, , ,

It wasn’t what I expected. Mainly because (as it turns out) we are out of network so insurance will only cover about 30%, as opposed to at home where it covers 95%. If we decide to go the CCRM route we’ll have to take out loans which I’m not ok with. And man, they’re expensive! The cost of the ODWU alone was $4750, not including travel expenses. (Only about $1500 of that will be reimbursed by insurance)

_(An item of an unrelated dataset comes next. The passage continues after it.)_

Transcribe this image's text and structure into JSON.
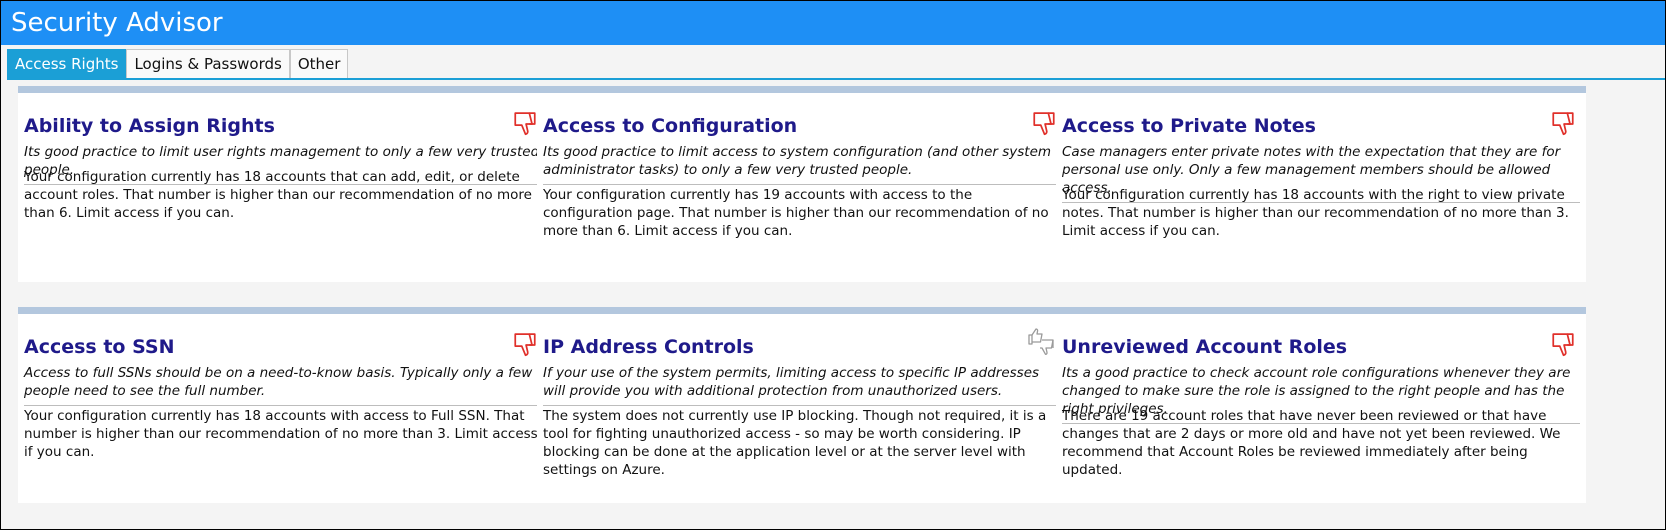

We arrived at midnight the night before so we could make our 7:30 am meeting on time. At 7:30 me, S and 6 other couples went into a big conference room where we got a huge binder and a nice lady talked to us for an hour about IVF, CCRM and the reproductive cycle (and told us not to blog, or read blogs). Then we checked in at the desk. S went to do his duty in a cup, then checked in at the desk. Then I got the dildocam where they checked my uterus (fine), blood flow (fine) and resting follicle count (not fine. 2 resting follicles, both >10 mm on day 5. She thinks 1 was probably a cyst. Not fine at all). Then checked in at the desk. Then we went to the business office where they gave us the bad news. Then we checked in at the desk. Then a meeting with our Dr. Then checked in at the desk. Then a meeting with the lab business office where we had sign all the weird paperwork about who gets our embryos if one of us dies, or what we do with them if we divorce, etc. Then lunch. They are nice enough to give each person a coupon for $5 at their snack shop which covered our sandwich and chips. Then checked in at the desk. Then a meeting with the nurse where she gave me a new list of supplements (I’ll post later) and went over procedures and medications and we watched a movie about chromosomal testing. Then checked in at the desk. Then a horrific hysteroscopy with Dr. Brown (more below). Then checked in at the desk. Then blood work (7 vials for me, 4 vials for S) and then it was 3:45 and we checked out at the desk and left for the airport, exhausted.

First, my follicle count. I’m clinging to the belief that the low number of follicles is somehow due to the Clomid cycle last month. More likely, however, is that I’m still recruiting follicles waaaaay early and so by the time they start looking for them (CD3-5) all of the little ones are already gone and so we don’t actually know my resting follicle number. The other alternative is that my DOR has gotten much worse over the last few months and there aren’t many follicles, or much hope, left. I had hoped that the supplements would have helped a little with the early recruitment (by magic perhaps?) or at least given me a few more resting follicles. But who really knows?

Second, the hysteroscopy. I’ve already had an HSG and figured it would be like that. IT’S NOT. First, she had a hard time threading my cervix (after the HSG and IUI’s I’ve had that done a lot, and no one has ever had a problem. In fact, several people have commented on how easy my cervix is to navigate, which is a strange thing to know about yourself but I digress). Also, she didn’t put any numbing agent on my cervix before she gave me the shots (I know it exists, my other doctor uses it) and so they hurt quite a bit. By this time my uterus was painfully cramping. Then she filled my uterus with CO2 so they could move the camera around more easily. She said “You may experience some minor cramping with this, and when you sit up the gas may make your shoulders ache. Holy mother of god, that is not minor cramping. After she was done (everything looks great!) I had to lay on the bed for a while because apparently people often faint. When I sat up, I immediately started to feel an excruciating aching pain in my right shoulder. My right arm curled up and in on itself, and I couldn’t move my hand. The nurse said that’s due to the gas escaping from my fallopian tubes and settling in my shoulder joint, compressing the nerves. Of course, I immediately picture those plastic waving guys in front of the gas stations and imagine my fallopian tubes waving wildly about in my stomach. The shoulder pain continued for about 20 minutes an then it was just gone. BUT, after several hours I started to get a terrible shooting pain under my ribs, like a stitch from running only across a bigger area. The only way I could get it to go away was to lay on that side with my arm stretched out. Turns out that’s from the gas too, and is super common. That lasted all night long.

Finally, the money. We’re very fortunate to have had insurance cover the cost of treatment thus far. I know most people don’t have that. We can’ afford to spend $20,000 on a treatment, especially a treatment that may or may not work. Dr. Brown said she thought our best bet was egg banking – going through several retrievals and freezing the embryos – so that when we do the chromosomal testing etc we only incur the cost once, and we have enough eggs that it’s likely at least one will be viable. But that’s $50,000, at least. I don’t know what to do. S says we need to go for it – then we’ll have the piece of mind that we tried everything. I feel like $50,000 is a huge risk, and we may still end up with empty arms. We should save that money and start looking at other options.

Right now, we’re gonna wait and see. Start the supplements she recommend, wait for the results of all the tests, and see what her final thoughts are. I think we should go back to our old RE (read here – free) armed with all of the new information and see if she’ll cycle with us once more (for free(ish)). Then we can decide about CCRM.